In my talk I will present the current status of the measurement and discuss the statistical
and systematical uncertainties. Also, I will present a search for an oscillating nEDM in our
data. Such an oscillation could be induced in a scenario where Dark Matter is formed by
an oscillating Axion-like field.

PDF icon Pignol_2017_10_24_CENPA_Seminar.pdf4.6 MB
The neutron lifetime: a haiku Daniel Salvat, Ph.D. CENPA Conference Room NPL-178

Precise knowledge of the free neutron lifetime is required for the prediction of
primordial light element abundances, and is a probe of the charged-current weak
interaction at low energies. The lifetime is primarily measured by either counting
the decay products in a neutron beam of absolutely-known flux, or by trapping
ultracold neutrons (UCN) in material bottles and counting the survivors after
varying time intervals. There is currently a 3.9 standard deviation discrepancy
between these two methods, and new techniques are needed to address this
discrepancy and resolve the neutron lifetime with high precision. The UCNtau
experiment at the Los Alamos Neutron Science Center (LANSCE) consists of a
magnetic UCN trap to eliminate systematic effects related to the absorption and
scattering of neutrons from the walls of previously-used material traps. In addition,
we have developed a novel UCN detector to count the UCN in situ, providing a
powerful check of potential systematic effects. Using the UCNtau apparatus, we
have measured the neutron lifetime to be 877.7 ± 0.7 (stat) +0.3/-0.1 (sys)
seconds, with systematic corrections smaller than their associated uncertainties.
In this talk, I will provide the motivation and context for the measurement, describe
the novel characteristics of the UCNtau experiment, present the results of the
blinded analysis, and discuss potential improvements to the apparatus.

Developing Cyclotron Radiation Emission Spectroscopy, a novel technique for nuclear physics Ben LaRoque (University of California at Santa Barbara) CENPA Conference Room NPL-178

Cyclotron Radiation Emission Spectroscopy is a new approach to measuring electron energies being actively developed by the Project 8 collaboration. The technique determines the energy of individual electrons by observing the changes in their cyclotron frequency resulting from their relativistic mass shifts. Our first demonstration of the methodology was made in 2014 and we have been working since then to evaluate and enhance the performance. Here I will review the principles of CRES and the experimental milestones achieved thus far. I will also briefly discuss progress towards using CRES for nuclear physics applications and specifically direct neutrino mass measurement in Project 8.

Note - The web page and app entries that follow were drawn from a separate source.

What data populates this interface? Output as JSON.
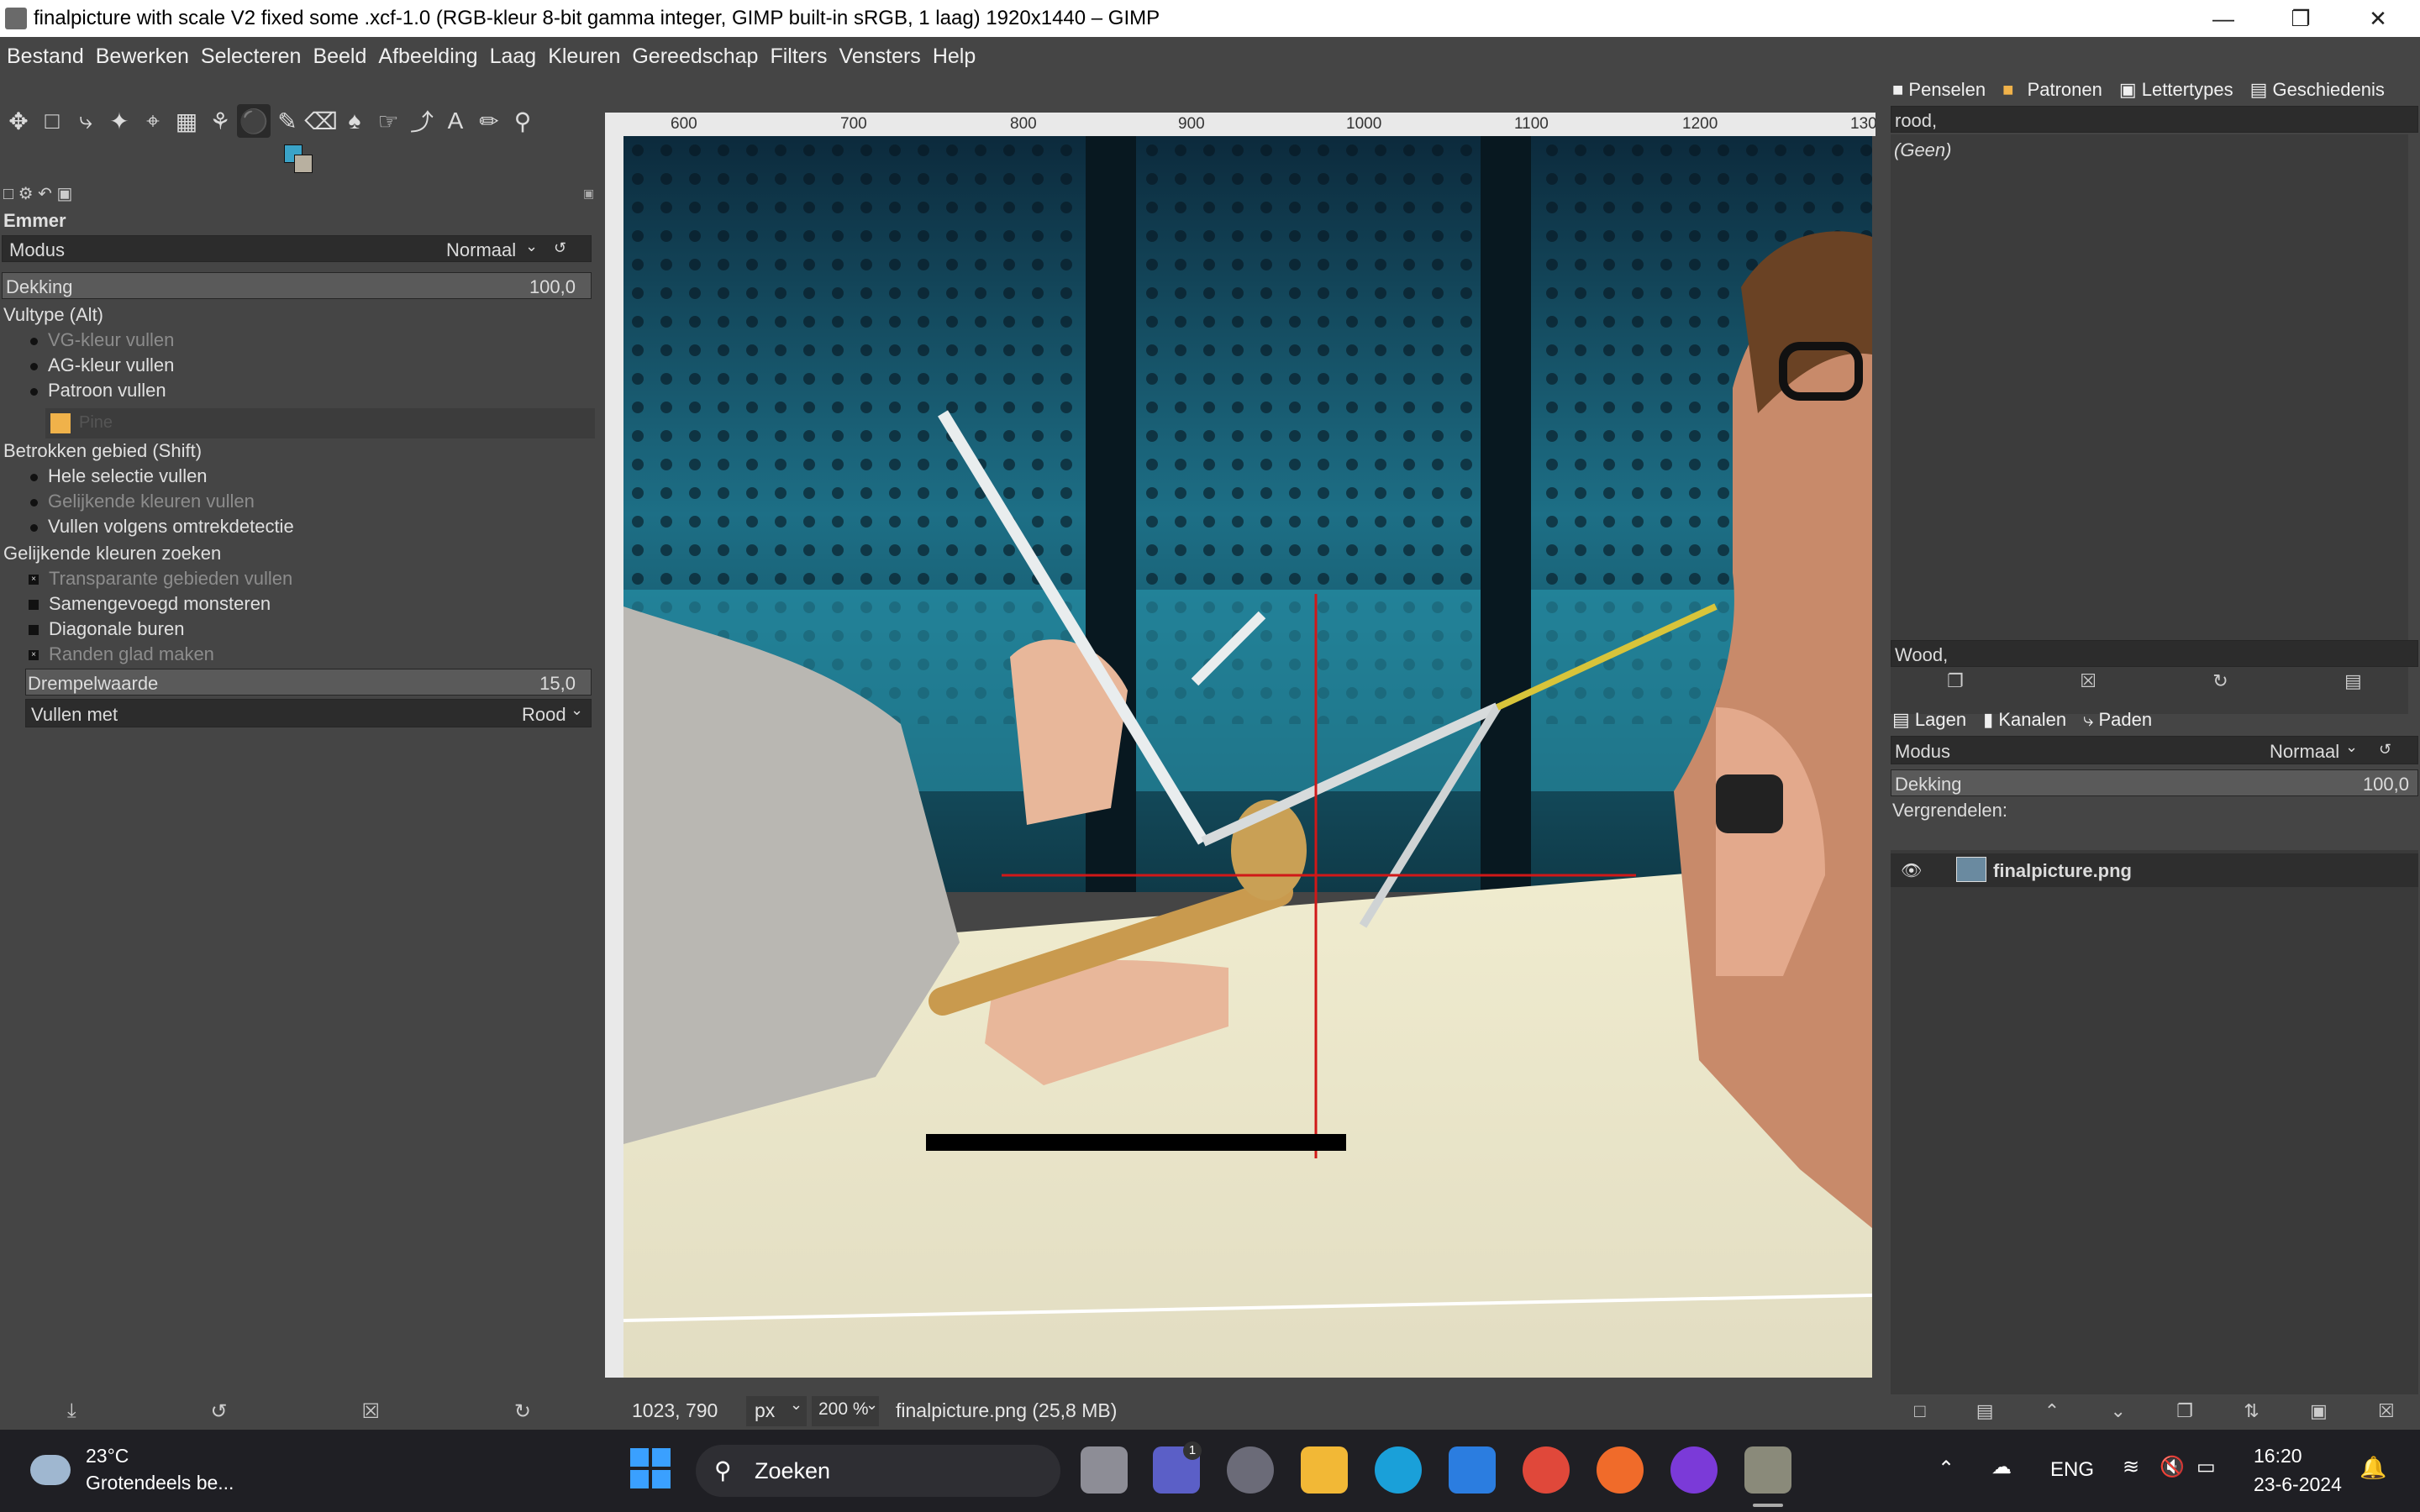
{
  "window": {
    "title": "finalpicture with scale V2 fixed some .xcf-1.0 (RGB-kleur 8-bit gamma integer, GIMP built-in sRGB, 1 laag) 1920x1440 – GIMP",
    "minimize_icon": "minimize-icon",
    "maximize_icon": "restore-icon",
    "close_icon": "close-icon"
  },
  "menubar": [
    "Bestand",
    "Bewerken",
    "Selecteren",
    "Beeld",
    "Afbeelding",
    "Laag",
    "Kleuren",
    "Gereedschap",
    "Filters",
    "Vensters",
    "Help"
  ],
  "tool_options": {
    "title": "Emmer",
    "mode_label": "Modus",
    "mode_value": "Normaal",
    "opacity_label": "Dekking",
    "opacity_value": "100,0",
    "fill_type_label": "Vultype (Alt)",
    "fill_types": [
      "VG-kleur vullen",
      "AG-kleur vullen",
      "Patroon vullen"
    ],
    "pattern_name": "Pine",
    "affected_label": "Betrokken gebied (Shift)",
    "affected": [
      "Hele selectie vullen",
      "Gelijkende kleuren vullen",
      "Vullen volgens omtrekdetectie"
    ],
    "similar_label": "Gelijkende kleuren zoeken",
    "similar_opts": [
      "Transparante gebieden vullen",
      "Samengevoegd monsteren",
      "Diagonale buren",
      "Randen glad maken"
    ],
    "threshold_label": "Drempelwaarde",
    "threshold_value": "15,0",
    "fill_with_label": "Vullen met",
    "fill_with_value": "Rood"
  },
  "ruler": {
    "ticks": [
      "600",
      "700",
      "800",
      "900",
      "1000",
      "1100",
      "1200",
      "130"
    ]
  },
  "status": {
    "coords": "1023, 790",
    "unit": "px",
    "zoom": "200 %",
    "file": "finalpicture.png (25,8 MB)"
  },
  "right_dock": {
    "tabs": [
      "Penselen",
      "Patronen",
      "Lettertypes",
      "Geschiedenis"
    ],
    "brush_filter": "rood,",
    "brush_none": "(Geen)",
    "pattern_filter": "Wood,",
    "layer_tabs": [
      "Lagen",
      "Kanalen",
      "Paden"
    ],
    "mode_label": "Modus",
    "mode_value": "Normaal",
    "opacity_label": "Dekking",
    "opacity_value": "100,0",
    "lock_label": "Vergrendelen:",
    "layer_name": "finalpicture.png"
  },
  "taskbar": {
    "weather_temp": "23°C",
    "weather_desc": "Grotendeels be...",
    "search_placeholder": "Zoeken",
    "teams_badge": "1",
    "language": "ENG",
    "time": "16:20",
    "date": "23-6-2024"
  },
  "colors": {
    "fg_color": "#3aa3c8",
    "bg_color": "#b8b0a0",
    "pattern_swatch": "#f0b24a",
    "crosshair": "#d01818"
  }
}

Development of low background detectors for high sensitivity measurements. Elena Sala CENPA Conference Room NPL-178

In the field of rare physics events experiments the background reduction plays an important role to distinguish the feeble signal under study above the background. Low level counting techniques are continuously under development to improve the measurement sensitivity. In my presentation I will summarise my contribution in the development and optimisation of both detectors and methods for high sensitivity measurements. I will focus on three main projects I have finalised during my career up to now using germanium detectors. The projects have different purposes spacing from material screening and selection for rare events experiments, to the investigation on natural and artificial radioactivity until the rare decay searches. They are a gamma-gamma coincidence spectrometer, the optimisation of a BEGe detector and the development of a HPGe Array. I will then present the duties and the achievements I reached during my current researcher position.

Measuring g-2 of the electron and positron to test the Standard Model’s most precise prediction. Elise Novitski (Harvard University) CENPA Conference Room NPL-178